**Data to process:**
⁂
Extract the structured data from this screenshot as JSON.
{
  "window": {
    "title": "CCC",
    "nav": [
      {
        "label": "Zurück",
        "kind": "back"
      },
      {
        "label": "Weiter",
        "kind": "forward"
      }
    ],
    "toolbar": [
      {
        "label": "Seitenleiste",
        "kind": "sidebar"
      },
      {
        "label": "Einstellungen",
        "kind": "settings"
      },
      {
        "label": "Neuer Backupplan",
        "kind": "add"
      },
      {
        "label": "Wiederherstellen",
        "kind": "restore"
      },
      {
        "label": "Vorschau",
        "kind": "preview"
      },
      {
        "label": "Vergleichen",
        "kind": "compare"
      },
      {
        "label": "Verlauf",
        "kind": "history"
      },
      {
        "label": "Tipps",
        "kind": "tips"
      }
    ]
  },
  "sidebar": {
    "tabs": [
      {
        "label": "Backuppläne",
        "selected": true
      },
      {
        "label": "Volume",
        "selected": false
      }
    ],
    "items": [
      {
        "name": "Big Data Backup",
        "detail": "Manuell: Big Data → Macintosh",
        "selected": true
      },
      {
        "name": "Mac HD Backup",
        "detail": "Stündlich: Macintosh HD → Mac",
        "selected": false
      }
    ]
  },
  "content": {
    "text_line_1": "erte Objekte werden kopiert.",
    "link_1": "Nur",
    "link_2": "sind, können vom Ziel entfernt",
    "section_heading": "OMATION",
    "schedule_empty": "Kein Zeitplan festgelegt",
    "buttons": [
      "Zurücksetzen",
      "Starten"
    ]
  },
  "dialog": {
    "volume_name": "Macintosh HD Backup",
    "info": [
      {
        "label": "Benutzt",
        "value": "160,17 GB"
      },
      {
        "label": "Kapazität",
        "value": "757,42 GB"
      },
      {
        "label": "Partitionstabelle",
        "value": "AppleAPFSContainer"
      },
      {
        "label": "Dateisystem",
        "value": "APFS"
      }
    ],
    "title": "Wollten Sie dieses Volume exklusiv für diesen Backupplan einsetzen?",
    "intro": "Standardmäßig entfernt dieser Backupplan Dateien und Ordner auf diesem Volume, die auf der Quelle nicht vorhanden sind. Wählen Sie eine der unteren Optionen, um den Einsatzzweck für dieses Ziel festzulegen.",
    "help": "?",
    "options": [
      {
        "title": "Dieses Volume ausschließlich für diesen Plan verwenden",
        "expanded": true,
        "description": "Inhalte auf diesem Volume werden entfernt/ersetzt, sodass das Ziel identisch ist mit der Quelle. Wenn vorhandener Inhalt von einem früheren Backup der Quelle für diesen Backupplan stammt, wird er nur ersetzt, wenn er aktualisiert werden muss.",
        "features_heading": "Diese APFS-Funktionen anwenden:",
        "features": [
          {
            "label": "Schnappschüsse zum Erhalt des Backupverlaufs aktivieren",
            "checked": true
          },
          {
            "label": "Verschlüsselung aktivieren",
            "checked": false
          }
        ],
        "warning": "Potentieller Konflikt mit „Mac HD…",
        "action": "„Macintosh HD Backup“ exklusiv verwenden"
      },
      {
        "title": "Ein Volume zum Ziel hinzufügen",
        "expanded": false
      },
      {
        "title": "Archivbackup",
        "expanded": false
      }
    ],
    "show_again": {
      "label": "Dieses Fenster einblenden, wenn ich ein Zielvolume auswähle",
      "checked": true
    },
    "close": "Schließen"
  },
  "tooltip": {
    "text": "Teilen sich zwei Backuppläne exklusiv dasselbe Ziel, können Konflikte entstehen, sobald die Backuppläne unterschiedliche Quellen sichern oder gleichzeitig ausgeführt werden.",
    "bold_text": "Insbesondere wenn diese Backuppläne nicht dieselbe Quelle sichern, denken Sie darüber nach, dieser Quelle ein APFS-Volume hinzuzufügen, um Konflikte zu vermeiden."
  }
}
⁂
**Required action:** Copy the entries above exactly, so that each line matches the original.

**Solution for this problem:**
Extract the structured data from this screenshot as JSON.
{
  "window": {
    "title": "CCC",
    "nav": [
      {
        "label": "Zurück",
        "kind": "back"
      },
      {
        "label": "Weiter",
        "kind": "forward"
      }
    ],
    "toolbar": [
      {
        "label": "Seitenleiste",
        "kind": "sidebar"
      },
      {
        "label": "Einstellungen",
        "kind": "settings"
      },
      {
        "label": "Neuer Backupplan",
        "kind": "add"
      },
      {
        "label": "Wiederherstellen",
        "kind": "restore"
      },
      {
        "label": "Vorschau",
        "kind": "preview"
      },
      {
        "label": "Vergleichen",
        "kind": "compare"
      },
      {
        "label": "Verlauf",
        "kind": "history"
      },
      {
        "label": "Tipps",
        "kind": "tips"
      }
    ]
  },
  "sidebar": {
    "tabs": [
      {
        "label": "Backuppläne",
        "selected": true
      },
      {
        "label": "Volume",
        "selected": false
      }
    ],
    "items": [
      {
        "name": "Big Data Backup",
        "detail": "Manuell: Big Data → Macintosh",
        "selected": true
      },
      {
        "name": "Mac HD Backup",
        "detail": "Stündlich: Macintosh HD → Mac",
        "selected": false
      }
    ]
  },
  "content": {
    "text_line_1": "erte Objekte werden kopiert.",
    "link_1": "Nur",
    "link_2": "sind, können vom Ziel entfernt",
    "section_heading": "OMATION",
    "schedule_empty": "Kein Zeitplan festgelegt",
    "buttons": [
      "Zurücksetzen",
      "Starten"
    ]
  },
  "dialog": {
    "volume_name": "Macintosh HD Backup",
    "info": [
      {
        "label": "Benutzt",
        "value": "160,17 GB"
      },
      {
        "label": "Kapazität",
        "value": "757,42 GB"
      },
      {
        "label": "Partitionstabelle",
        "value": "AppleAPFSContainer"
      },
      {
        "label": "Dateisystem",
        "value": "APFS"
      }
    ],
    "title": "Wollten Sie dieses Volume exklusiv für diesen Backupplan einsetzen?",
    "intro": "Standardmäßig entfernt dieser Backupplan Dateien und Ordner auf diesem Volume, die auf der Quelle nicht vorhanden sind. Wählen Sie eine der unteren Optionen, um den Einsatzzweck für dieses Ziel festzulegen.",
    "help": "?",
    "options": [
      {
        "title": "Dieses Volume ausschließlich für diesen Plan verwenden",
        "expanded": true,
        "description": "Inhalte auf diesem Volume werden entfernt/ersetzt, sodass das Ziel identisch ist mit der Quelle. Wenn vorhandener Inhalt von einem früheren Backup der Quelle für diesen Backupplan stammt, wird er nur ersetzt, wenn er aktualisiert werden muss.",
        "features_heading": "Diese APFS-Funktionen anwenden:",
        "features": [
          {
            "label": "Schnappschüsse zum Erhalt des Backupverlaufs aktivieren",
            "checked": true
          },
          {
            "label": "Verschlüsselung aktivieren",
            "checked": false
          }
        ],
        "warning": "Potentieller Konflikt mit „Mac HD…",
        "action": "„Macintosh HD Backup“ exklusiv verwenden"
      },
      {
        "title": "Ein Volume zum Ziel hinzufügen",
        "expanded": false
      },
      {
        "title": "Archivbackup",
        "expanded": false
      }
    ],
    "show_again": {
      "label": "Dieses Fenster einblenden, wenn ich ein Zielvolume auswähle",
      "checked": true
    },
    "close": "Schließen"
  },
  "tooltip": {
    "text": "Teilen sich zwei Backuppläne exklusiv dasselbe Ziel, können Konflikte entstehen, sobald die Backuppläne unterschiedliche Quellen sichern oder gleichzeitig ausgeführt werden.",
    "bold_text": "Insbesondere wenn diese Backuppläne nicht dieselbe Quelle sichern, denken Sie darüber nach, dieser Quelle ein APFS-Volume hinzuzufügen, um Konflikte zu vermeiden."
  }
}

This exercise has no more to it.